WHAT NEEDS TO BE DONE :: In the listing below, find every line with the string "apps" and pull it out.
Segment Open
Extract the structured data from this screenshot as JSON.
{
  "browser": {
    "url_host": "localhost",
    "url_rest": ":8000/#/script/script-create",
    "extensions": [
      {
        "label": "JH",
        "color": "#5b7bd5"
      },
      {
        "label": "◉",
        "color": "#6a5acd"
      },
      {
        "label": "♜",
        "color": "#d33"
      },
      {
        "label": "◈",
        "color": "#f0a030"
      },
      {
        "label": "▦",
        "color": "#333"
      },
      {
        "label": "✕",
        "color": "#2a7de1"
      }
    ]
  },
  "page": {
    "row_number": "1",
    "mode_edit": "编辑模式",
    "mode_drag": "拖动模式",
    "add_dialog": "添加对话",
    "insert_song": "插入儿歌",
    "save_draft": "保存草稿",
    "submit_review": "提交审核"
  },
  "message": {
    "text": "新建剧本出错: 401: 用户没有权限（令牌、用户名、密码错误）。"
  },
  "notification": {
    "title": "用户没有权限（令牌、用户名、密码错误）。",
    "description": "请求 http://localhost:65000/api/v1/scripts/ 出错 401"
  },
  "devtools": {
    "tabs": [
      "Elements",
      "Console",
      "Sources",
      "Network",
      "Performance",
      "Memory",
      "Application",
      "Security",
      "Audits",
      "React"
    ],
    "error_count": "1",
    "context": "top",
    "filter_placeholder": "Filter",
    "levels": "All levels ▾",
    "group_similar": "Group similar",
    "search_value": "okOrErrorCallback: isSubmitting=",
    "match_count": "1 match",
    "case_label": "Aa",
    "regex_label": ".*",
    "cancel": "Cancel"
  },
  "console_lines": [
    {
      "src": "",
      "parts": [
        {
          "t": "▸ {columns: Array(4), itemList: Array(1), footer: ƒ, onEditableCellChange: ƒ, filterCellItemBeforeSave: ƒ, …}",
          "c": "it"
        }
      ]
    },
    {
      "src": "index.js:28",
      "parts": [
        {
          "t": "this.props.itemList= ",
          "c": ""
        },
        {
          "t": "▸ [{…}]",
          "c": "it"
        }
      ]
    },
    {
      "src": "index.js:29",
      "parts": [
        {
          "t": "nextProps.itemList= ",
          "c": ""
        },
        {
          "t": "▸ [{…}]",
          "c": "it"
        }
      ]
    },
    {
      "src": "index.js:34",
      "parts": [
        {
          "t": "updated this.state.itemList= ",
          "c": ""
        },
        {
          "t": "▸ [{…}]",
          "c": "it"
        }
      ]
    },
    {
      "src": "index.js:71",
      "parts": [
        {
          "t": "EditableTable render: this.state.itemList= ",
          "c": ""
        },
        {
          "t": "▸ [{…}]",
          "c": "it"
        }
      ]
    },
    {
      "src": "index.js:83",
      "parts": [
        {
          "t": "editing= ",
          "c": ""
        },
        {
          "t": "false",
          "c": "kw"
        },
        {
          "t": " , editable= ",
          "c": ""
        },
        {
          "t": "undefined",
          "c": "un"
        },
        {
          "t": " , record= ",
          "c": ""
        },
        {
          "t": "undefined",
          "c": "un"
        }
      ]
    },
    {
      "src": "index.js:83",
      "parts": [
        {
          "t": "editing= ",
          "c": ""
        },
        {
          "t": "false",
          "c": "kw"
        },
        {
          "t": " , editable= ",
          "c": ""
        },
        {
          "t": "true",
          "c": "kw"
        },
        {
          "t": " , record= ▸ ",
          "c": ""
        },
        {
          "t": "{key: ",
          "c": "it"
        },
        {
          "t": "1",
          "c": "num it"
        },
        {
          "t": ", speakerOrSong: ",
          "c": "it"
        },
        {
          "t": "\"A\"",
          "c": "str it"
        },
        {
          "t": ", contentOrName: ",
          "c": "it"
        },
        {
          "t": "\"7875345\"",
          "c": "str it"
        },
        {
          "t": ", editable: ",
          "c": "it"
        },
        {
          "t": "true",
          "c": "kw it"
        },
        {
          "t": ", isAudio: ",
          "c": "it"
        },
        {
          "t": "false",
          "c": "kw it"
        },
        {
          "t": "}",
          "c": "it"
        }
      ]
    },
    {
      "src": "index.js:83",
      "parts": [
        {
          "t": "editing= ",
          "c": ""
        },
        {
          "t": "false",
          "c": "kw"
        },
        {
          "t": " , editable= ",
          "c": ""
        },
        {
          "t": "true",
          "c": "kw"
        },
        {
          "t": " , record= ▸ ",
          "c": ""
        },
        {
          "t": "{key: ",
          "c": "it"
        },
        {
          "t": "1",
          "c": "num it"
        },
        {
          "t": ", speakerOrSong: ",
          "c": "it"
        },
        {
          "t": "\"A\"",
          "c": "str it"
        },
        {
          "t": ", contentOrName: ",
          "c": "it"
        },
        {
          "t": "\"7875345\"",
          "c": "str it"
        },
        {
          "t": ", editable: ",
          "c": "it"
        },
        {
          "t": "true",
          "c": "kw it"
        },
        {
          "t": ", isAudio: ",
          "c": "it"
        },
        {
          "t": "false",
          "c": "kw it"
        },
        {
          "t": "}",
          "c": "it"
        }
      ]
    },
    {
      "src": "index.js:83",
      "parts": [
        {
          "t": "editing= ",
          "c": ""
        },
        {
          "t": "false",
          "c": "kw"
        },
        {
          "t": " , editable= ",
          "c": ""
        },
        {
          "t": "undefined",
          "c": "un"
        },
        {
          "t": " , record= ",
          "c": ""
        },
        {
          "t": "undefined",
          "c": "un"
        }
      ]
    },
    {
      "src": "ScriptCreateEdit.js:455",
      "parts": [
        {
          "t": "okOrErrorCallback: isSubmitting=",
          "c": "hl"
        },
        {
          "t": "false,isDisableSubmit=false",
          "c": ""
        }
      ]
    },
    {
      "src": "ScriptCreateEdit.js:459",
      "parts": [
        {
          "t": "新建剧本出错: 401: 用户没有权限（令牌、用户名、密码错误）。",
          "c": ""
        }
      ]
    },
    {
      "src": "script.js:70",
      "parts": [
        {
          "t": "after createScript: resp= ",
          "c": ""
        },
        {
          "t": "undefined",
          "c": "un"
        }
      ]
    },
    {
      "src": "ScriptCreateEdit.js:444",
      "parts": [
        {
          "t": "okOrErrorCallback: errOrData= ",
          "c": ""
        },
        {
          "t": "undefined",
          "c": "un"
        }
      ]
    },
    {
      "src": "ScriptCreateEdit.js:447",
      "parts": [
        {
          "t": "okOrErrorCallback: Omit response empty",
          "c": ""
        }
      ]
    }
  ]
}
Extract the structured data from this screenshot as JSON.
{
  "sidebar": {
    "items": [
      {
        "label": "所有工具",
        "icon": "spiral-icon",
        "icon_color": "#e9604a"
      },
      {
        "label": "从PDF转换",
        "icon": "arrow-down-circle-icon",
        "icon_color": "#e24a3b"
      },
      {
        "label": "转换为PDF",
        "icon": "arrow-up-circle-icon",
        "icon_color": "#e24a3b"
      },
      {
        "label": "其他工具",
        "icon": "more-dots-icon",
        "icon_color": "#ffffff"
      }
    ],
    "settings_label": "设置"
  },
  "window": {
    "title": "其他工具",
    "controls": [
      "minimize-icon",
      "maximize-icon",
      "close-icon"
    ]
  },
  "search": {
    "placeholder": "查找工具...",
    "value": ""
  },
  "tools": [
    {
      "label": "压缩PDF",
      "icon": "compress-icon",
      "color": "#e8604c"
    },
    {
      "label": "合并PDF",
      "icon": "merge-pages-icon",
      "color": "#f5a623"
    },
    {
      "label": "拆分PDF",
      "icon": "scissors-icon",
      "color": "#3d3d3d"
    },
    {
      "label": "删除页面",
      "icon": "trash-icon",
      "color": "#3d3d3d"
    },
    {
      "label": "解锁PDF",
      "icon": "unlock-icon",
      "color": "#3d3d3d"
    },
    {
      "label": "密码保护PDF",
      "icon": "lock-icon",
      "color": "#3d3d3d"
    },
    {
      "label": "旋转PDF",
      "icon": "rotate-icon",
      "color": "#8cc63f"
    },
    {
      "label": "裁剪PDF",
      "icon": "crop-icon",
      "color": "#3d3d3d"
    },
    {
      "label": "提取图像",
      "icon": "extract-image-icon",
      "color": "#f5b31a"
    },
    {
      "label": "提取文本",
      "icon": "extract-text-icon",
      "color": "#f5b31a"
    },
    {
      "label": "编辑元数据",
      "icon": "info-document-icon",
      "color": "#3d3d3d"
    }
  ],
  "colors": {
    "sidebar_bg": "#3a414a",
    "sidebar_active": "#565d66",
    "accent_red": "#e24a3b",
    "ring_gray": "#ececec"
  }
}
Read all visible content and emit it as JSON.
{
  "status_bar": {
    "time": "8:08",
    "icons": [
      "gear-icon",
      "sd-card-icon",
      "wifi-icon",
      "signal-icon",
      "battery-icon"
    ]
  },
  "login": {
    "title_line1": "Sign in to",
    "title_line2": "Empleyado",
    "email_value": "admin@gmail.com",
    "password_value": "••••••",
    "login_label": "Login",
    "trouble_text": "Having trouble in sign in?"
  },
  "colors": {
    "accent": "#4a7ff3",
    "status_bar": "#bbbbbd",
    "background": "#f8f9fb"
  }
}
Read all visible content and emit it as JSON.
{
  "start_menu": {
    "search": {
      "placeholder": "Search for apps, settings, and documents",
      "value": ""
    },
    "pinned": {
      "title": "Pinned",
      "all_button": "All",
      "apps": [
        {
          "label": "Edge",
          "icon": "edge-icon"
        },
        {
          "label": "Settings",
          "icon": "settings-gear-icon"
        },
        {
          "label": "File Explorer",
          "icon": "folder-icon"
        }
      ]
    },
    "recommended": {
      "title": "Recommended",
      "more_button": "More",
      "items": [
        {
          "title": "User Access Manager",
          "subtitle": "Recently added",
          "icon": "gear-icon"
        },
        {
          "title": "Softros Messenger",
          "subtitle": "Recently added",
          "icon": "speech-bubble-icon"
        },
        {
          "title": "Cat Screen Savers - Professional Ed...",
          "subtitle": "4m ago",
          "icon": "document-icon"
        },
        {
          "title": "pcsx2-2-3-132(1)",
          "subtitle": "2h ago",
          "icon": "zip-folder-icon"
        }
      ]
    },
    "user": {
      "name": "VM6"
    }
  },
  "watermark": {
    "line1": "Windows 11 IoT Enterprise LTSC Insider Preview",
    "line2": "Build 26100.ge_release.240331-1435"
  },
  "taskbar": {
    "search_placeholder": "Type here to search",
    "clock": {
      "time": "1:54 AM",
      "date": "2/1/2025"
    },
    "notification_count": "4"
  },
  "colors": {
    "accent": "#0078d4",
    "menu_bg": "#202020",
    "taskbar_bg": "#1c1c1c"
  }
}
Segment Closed
EXERCISE ANSWER ::
      "placeholder": "Search for apps, settings, and documents",
      "apps": [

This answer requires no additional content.